As my husband would say—and this is not meant at all as derogatory—shopping in at least one local grocery store is like walking into the United Nations. We shop side-by-side with Spanish-speaking Latino families and with Somali women clothed in billowing dresses and head scarves.

Just the other evening, as I entered the local public library, a Sudanese man held the exterior library door open for me while his pre-teen son opened the interior door. It’s been a long time since a young boy held a door for me and I expressed to him my appreciation for his respect and good manners.

The other day, while waiting in the car for my husband to pick up milk at a local convenience store, I observed a cluster of teenaged Somali girls, dressed in head scarves and flowing dresses, move along the sidewalk while, just across the street, a 60-something white woman clad in a jacket resembling an American flag pushed a cart of groceries. It was a unique visual illustrating diversity in Faribault.

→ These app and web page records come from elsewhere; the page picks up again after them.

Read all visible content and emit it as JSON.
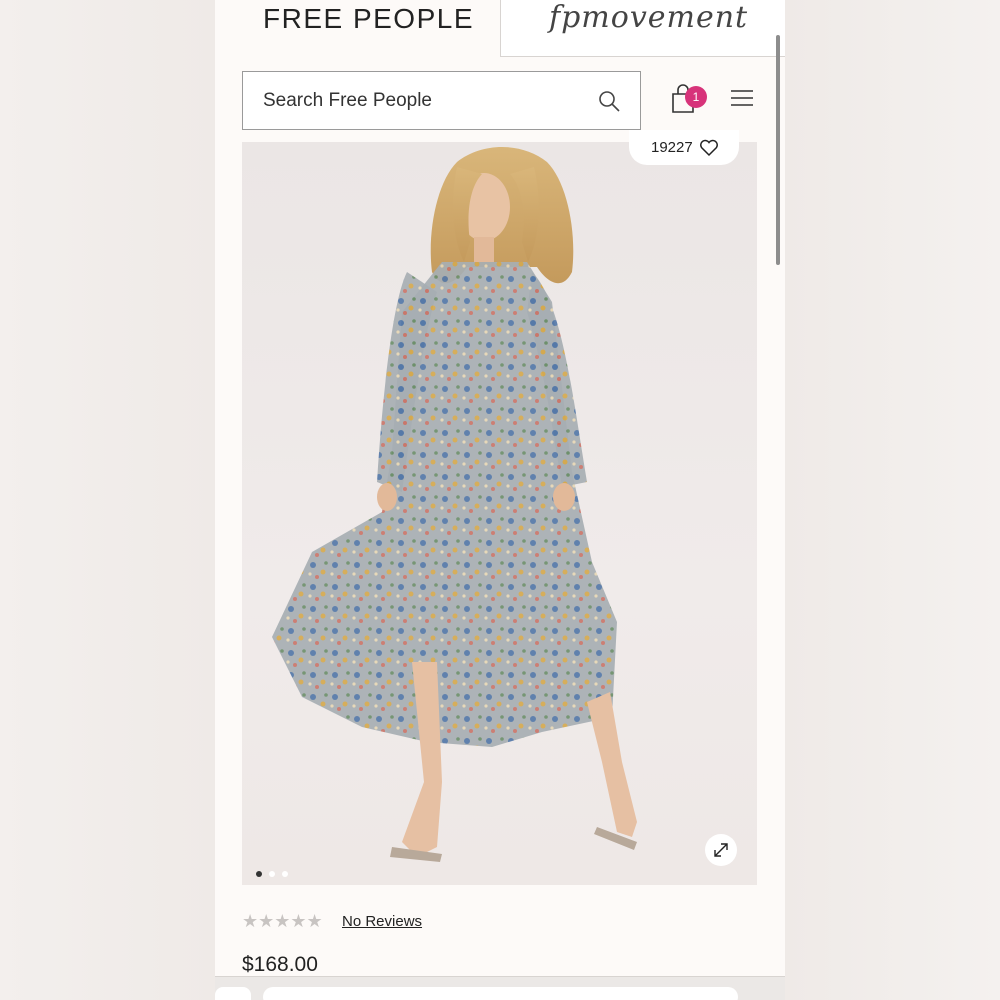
{
  "header": {
    "brand": "FREE PEOPLE",
    "secondary_brand": "fpmovement"
  },
  "search": {
    "placeholder": "Search Free People"
  },
  "cart": {
    "count": "1",
    "badge_color": "#d7337a"
  },
  "product": {
    "favorites_count": "19227",
    "image_count": 3,
    "active_image_index": 0,
    "rating_stars": "★★★★★",
    "rating_value": 0,
    "reviews_label": "No Reviews",
    "price": "$168.00"
  },
  "icons": {
    "search": "search-icon",
    "bag": "shopping-bag-icon",
    "menu": "hamburger-menu-icon",
    "favorite": "heart-icon",
    "expand": "expand-icon"
  }
}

Several Latinos lead in singing of Mexico’s national anthem last September during the International Festival at Faribault’s Central Park. Flags represent the birthplace nations of those participating.

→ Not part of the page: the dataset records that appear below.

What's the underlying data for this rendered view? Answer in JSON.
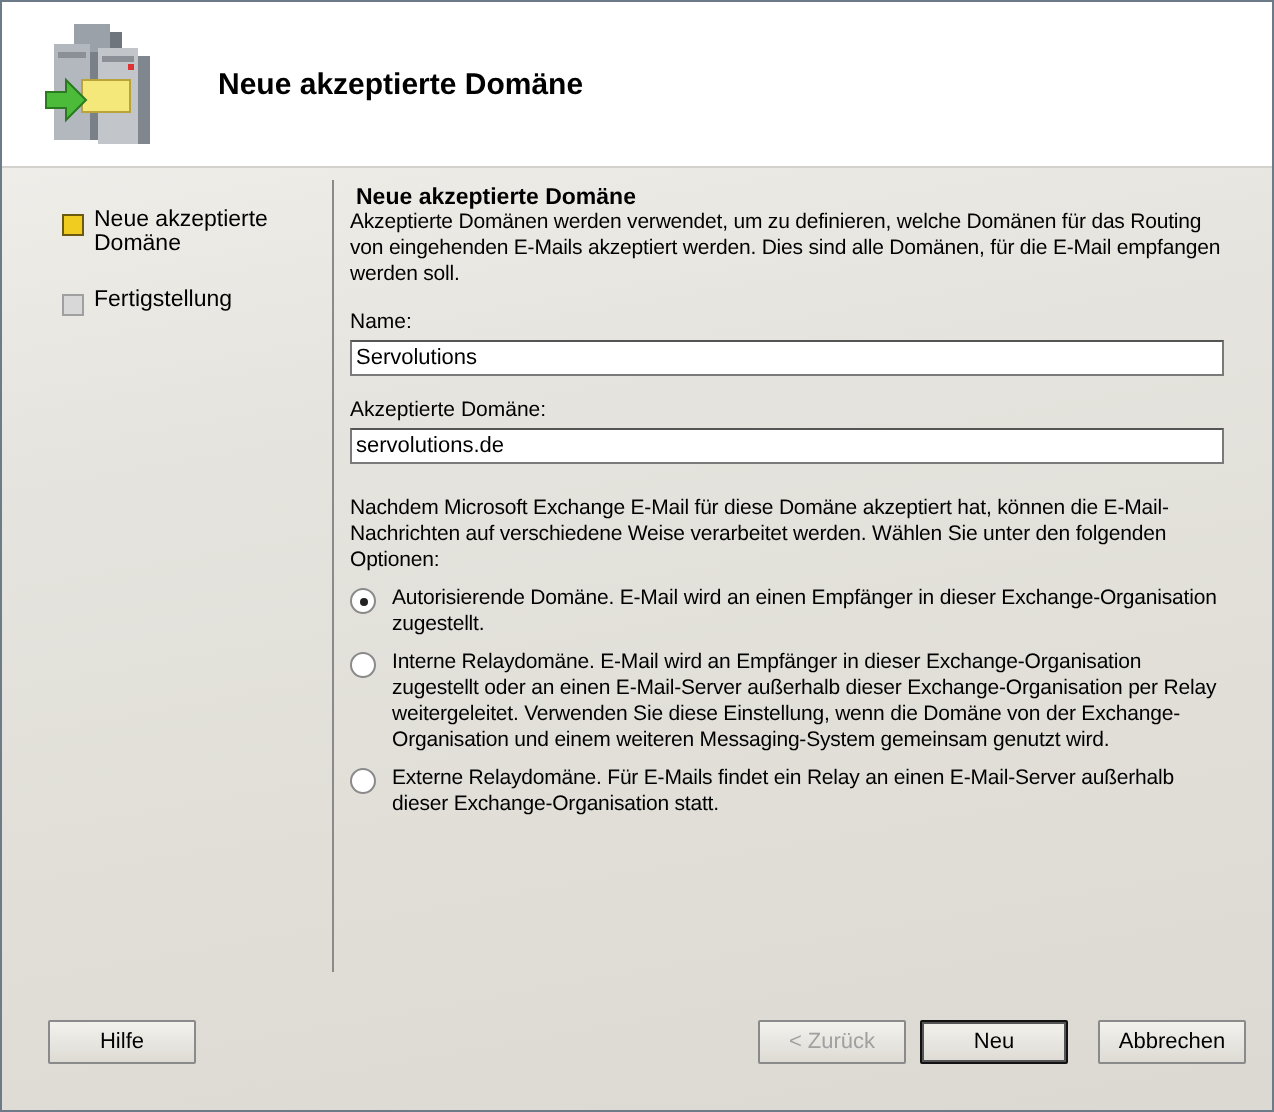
{
  "header": {
    "title": "Neue akzeptierte Domäne"
  },
  "steps": [
    {
      "label": "Neue akzeptierte Domäne",
      "selected": true
    },
    {
      "label": "Fertigstellung",
      "selected": false
    }
  ],
  "content": {
    "heading": "Neue akzeptierte Domäne",
    "description": "Akzeptierte Domänen werden verwendet, um zu definieren, welche Domänen für das Routing von eingehenden E-Mails akzeptiert werden. Dies sind alle Domänen, für die E-Mail empfangen werden soll.",
    "fields": [
      {
        "label": "Name:",
        "value": "Servolutions"
      },
      {
        "label": "Akzeptierte Domäne:",
        "value": "servolutions.de"
      }
    ],
    "options_intro": "Nachdem Microsoft Exchange E-Mail für diese Domäne akzeptiert hat, können die E-Mail-Nachrichten auf verschiedene Weise verarbeitet werden. Wählen Sie unter den folgenden Optionen:",
    "options": [
      {
        "label": "Autorisierende Domäne. E-Mail wird an einen Empfänger in dieser Exchange-Organisation zugestellt.",
        "selected": true
      },
      {
        "label": "Interne Relaydomäne. E-Mail wird an Empfänger in dieser Exchange-Organisation zugestellt oder an einen E-Mail-Server außerhalb dieser Exchange-Organisation per Relay weitergeleitet. Verwenden Sie diese Einstellung, wenn die Domäne von der Exchange-Organisation und einem weiteren Messaging-System gemeinsam genutzt wird.",
        "selected": false
      },
      {
        "label": "Externe Relaydomäne. Für E-Mails findet ein Relay an einen E-Mail-Server außerhalb dieser Exchange-Organisation statt.",
        "selected": false
      }
    ]
  },
  "buttons": {
    "help": "Hilfe",
    "nav": [
      {
        "label": "< Zurück",
        "disabled": true,
        "default": false
      },
      {
        "label": "Neu",
        "disabled": false,
        "default": true
      },
      {
        "label": "Abbrechen",
        "disabled": false,
        "default": false
      }
    ]
  }
}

The diversity of my community bubbled to the surface Tuesday after I read a comment on City Pages, an online Minneapolis-based information source. A post I published last week about jewelry store thefts in Faribault and elsewhere in Minnesota was linked to in “The Blotter” section as was an article in the Faribault Daily News which identified the jewelry store thieves as “black males.”

Now I don’t want to get into the issue of whether the news reporter should have racially-tagged the suspects. But I was miffed by the first Blotter comment on the blog post.

It looks like “diversity” has now spread to Hastings and Faribault.

That comment was followed by a reply I won’t print here because of the language. But you can read it by clicking here.

So why did the initial diversity comment rile me? Well, I’m tired of over-generalizations that those of us living outside the Twin Cities metro area reside in closed-up communities comprised mostly of Anglo-Americans. We are not just a bunch of white descendants of Scandinavians or Germans or Irish or French… We are racially diverse and growing in diversity.

If you ask the residents of Willmar or Worthington, St. James or Madelia, or many other Minnesota towns, they’ll tell you the same. Latinos, Asians, Somalians, Sudanese and others call outstate Minnesota home.

Diversity spread to Faribault decades ago. Just stroll through my neighborhood.

How diverse is your neighborhood, your small town, your suburb, your city? Let’s hear.

© Copyright 2012 Audrey Kletscher Helbling